Your task
Scan the data for "orders" and copy each matching line.

Top of Records supplied

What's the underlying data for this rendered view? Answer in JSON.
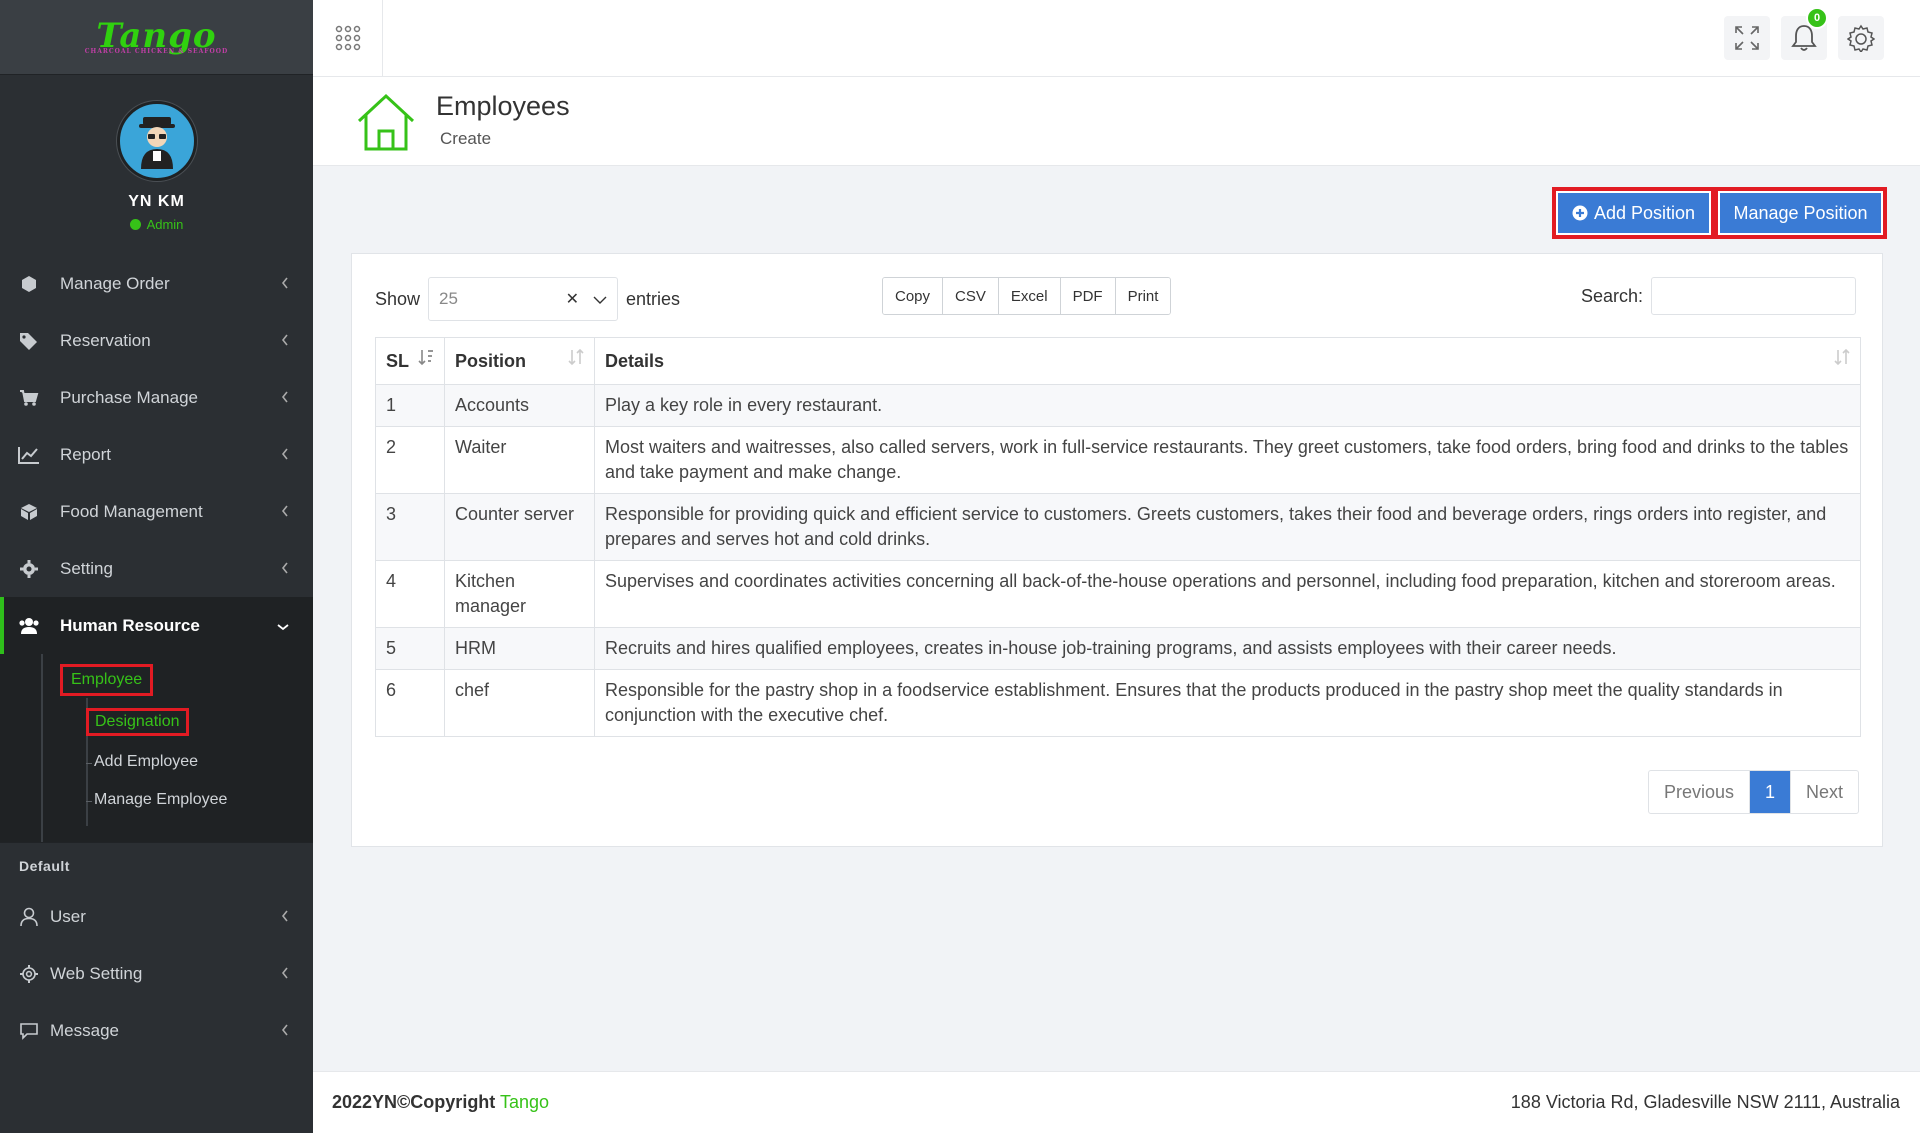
{
  "brand": {
    "name": "Tango",
    "tagline": "CHARCOAL CHICKEN & SEAFOOD"
  },
  "profile": {
    "name": "YN KM",
    "role": "Admin"
  },
  "sidebar": {
    "items": [
      {
        "label": "Manage Order",
        "icon": "cube-icon"
      },
      {
        "label": "Reservation",
        "icon": "tags-icon"
      },
      {
        "label": "Purchase Manage",
        "icon": "cart-icon"
      },
      {
        "label": "Report",
        "icon": "chart-icon"
      },
      {
        "label": "Food Management",
        "icon": "box-icon"
      },
      {
        "label": "Setting",
        "icon": "gear-icon"
      },
      {
        "label": "Human Resource",
        "icon": "users-icon"
      }
    ],
    "submenu": {
      "employee": "Employee",
      "designation": "Designation",
      "add_employee": "Add Employee",
      "manage_employee": "Manage Employee"
    },
    "section_label": "Default",
    "items2": [
      {
        "label": "User",
        "icon": "user-icon"
      },
      {
        "label": "Web Setting",
        "icon": "settings-icon"
      },
      {
        "label": "Message",
        "icon": "message-icon"
      }
    ]
  },
  "topbar": {
    "notification_count": "0"
  },
  "page": {
    "title": "Employees",
    "subtitle": "Create"
  },
  "actions": {
    "add_position": "Add Position",
    "manage_position": "Manage Position"
  },
  "controls": {
    "show_label": "Show",
    "page_size": "25",
    "entries_label": "entries",
    "export_buttons": [
      "Copy",
      "CSV",
      "Excel",
      "PDF",
      "Print"
    ],
    "search_label": "Search:"
  },
  "table": {
    "headers": [
      "SL",
      "Position",
      "Details"
    ],
    "rows": [
      {
        "sl": "1",
        "position": "Accounts",
        "details": "Play a key role in every restaurant."
      },
      {
        "sl": "2",
        "position": "Waiter",
        "details": "Most waiters and waitresses, also called servers, work in full-service restaurants. They greet customers, take food orders, bring food and drinks to the tables and take payment and make change."
      },
      {
        "sl": "3",
        "position": "Counter server",
        "details": "Responsible for providing quick and efficient service to customers. Greets customers, takes their food and beverage orders, rings orders into register, and prepares and serves hot and cold drinks."
      },
      {
        "sl": "4",
        "position": "Kitchen manager",
        "details": "Supervises and coordinates activities concerning all back-of-the-house operations and personnel, including food preparation, kitchen and storeroom areas."
      },
      {
        "sl": "5",
        "position": "HRM",
        "details": "Recruits and hires qualified employees, creates in-house job-training programs, and assists employees with their career needs."
      },
      {
        "sl": "6",
        "position": "chef",
        "details": "Responsible for the pastry shop in a foodservice establishment. Ensures that the products produced in the pastry shop meet the quality standards in conjunction with the executive chef."
      }
    ]
  },
  "pagination": {
    "previous": "Previous",
    "current": "1",
    "next": "Next"
  },
  "footer": {
    "copyright": "2022YN©Copyright",
    "brand": "Tango",
    "address": "188 Victoria Rd, Gladesville NSW 2111, Australia"
  },
  "colors": {
    "accent": "#3a7bd5",
    "brand_green": "#36c218",
    "sidebar_bg": "#2b2f33",
    "highlight": "#e21b23"
  }
}
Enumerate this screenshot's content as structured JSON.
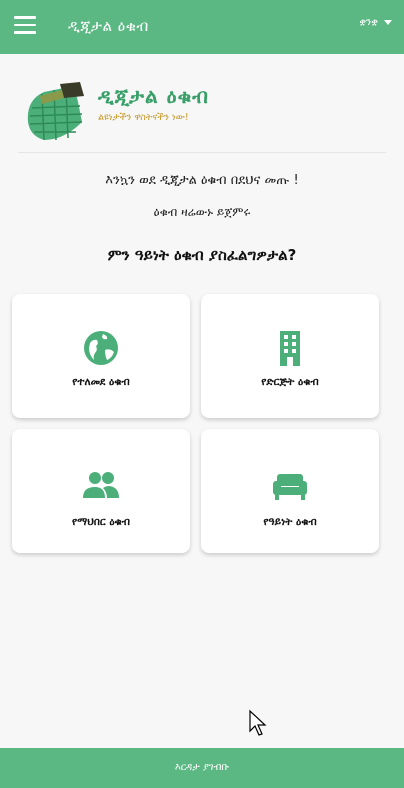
{
  "appbar": {
    "title": "ዲጂታል ዕቁብ",
    "language": "ቋንቋ",
    "menu_icon": "hamburger-menu-icon"
  },
  "header": {
    "brand": "ዲጂታል ዕቁብ",
    "tagline": "ልዩነታችን ዋስትናችን ነው!"
  },
  "welcome": {
    "line1": "እንኳን ወደ ዲጂታል ዕቁብ በደህና መጡ !",
    "line2": "ዕቁብ ዛሬውኑ ይጀምሩ",
    "question": "ምን ዓይነት ዕቁብ ያስፈልግዎታል?"
  },
  "cards": [
    {
      "label": "የተለመደ ዕቁብ",
      "icon": "globe-icon"
    },
    {
      "label": "የድርጅት ዕቁብ",
      "icon": "building-icon"
    },
    {
      "label": "የማህበር ዕቁብ",
      "icon": "group-icon"
    },
    {
      "label": "የዓይነት ዕቁብ",
      "icon": "sofa-icon"
    }
  ],
  "footer": {
    "label": "እርዳታ ያገብቡ"
  },
  "colors": {
    "accent": "#5bb883",
    "brand_text": "#3aa06a",
    "tagline": "#c79a2a",
    "icon": "#4caf7a"
  }
}
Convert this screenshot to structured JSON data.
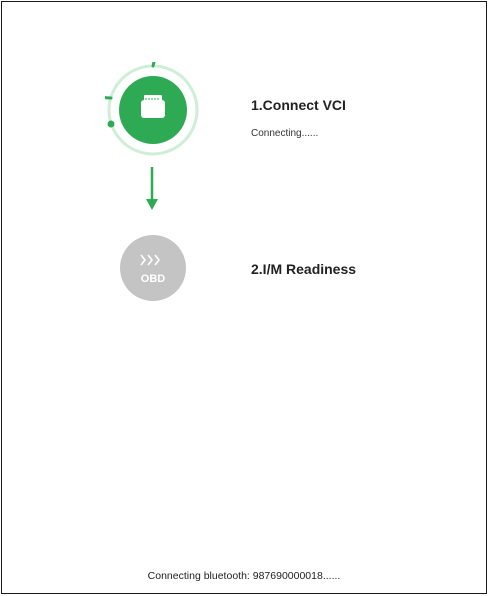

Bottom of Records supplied

Output of the task
        "details": "Most waiters and waitresses, also called servers, work in full-service restaurants. They greet customers, take food orders, bring food and drinks to the tables and take payment and make change."
        "details": "Responsible for providing quick and efficient service to customers. Greets customers, takes their food and beverage orders, rings orders into register, and prepares and serves hot and cold drinks."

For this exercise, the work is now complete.